=== Work instructions ===
For each line in the records that contains "title", make a copy.

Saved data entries
- Opening Delimiter -
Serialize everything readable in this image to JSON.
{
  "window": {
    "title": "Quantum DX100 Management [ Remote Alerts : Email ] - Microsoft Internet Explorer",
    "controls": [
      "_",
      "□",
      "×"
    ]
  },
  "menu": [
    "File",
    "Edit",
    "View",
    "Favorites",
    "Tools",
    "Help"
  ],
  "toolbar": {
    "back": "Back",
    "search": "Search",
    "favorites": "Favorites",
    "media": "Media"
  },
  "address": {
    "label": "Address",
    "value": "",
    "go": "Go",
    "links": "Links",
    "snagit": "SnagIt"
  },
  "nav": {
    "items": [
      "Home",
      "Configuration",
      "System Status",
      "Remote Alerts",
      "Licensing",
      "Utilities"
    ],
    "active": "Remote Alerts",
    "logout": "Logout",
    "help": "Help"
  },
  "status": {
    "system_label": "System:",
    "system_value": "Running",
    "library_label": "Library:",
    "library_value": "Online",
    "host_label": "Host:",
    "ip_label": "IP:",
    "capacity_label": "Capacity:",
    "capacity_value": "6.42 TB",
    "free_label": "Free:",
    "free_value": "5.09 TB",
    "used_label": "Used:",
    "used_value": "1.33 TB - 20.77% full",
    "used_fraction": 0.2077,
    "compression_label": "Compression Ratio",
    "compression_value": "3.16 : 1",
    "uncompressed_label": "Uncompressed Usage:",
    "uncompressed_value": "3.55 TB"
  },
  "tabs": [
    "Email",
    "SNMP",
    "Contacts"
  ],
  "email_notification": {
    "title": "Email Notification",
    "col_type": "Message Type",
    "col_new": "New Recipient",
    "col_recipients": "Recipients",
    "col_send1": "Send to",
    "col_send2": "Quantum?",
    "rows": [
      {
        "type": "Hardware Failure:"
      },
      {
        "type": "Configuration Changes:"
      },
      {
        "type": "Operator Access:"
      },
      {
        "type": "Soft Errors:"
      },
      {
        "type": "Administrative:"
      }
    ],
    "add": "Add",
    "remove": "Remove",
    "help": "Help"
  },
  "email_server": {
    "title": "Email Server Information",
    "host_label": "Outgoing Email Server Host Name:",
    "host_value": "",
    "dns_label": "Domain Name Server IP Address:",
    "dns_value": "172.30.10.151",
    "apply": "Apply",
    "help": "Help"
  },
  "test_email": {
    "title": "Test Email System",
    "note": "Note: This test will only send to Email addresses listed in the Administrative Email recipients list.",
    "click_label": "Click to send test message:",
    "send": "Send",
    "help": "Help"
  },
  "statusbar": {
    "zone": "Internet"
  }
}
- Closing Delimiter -
=== Answer space ===
    "title": "Quantum DX100 Management [ Remote Alerts : Email ] - Microsoft Internet Explorer",
    "title": "Email Notification",
    "title": "Email Server Information",
    "title": "Test Email System",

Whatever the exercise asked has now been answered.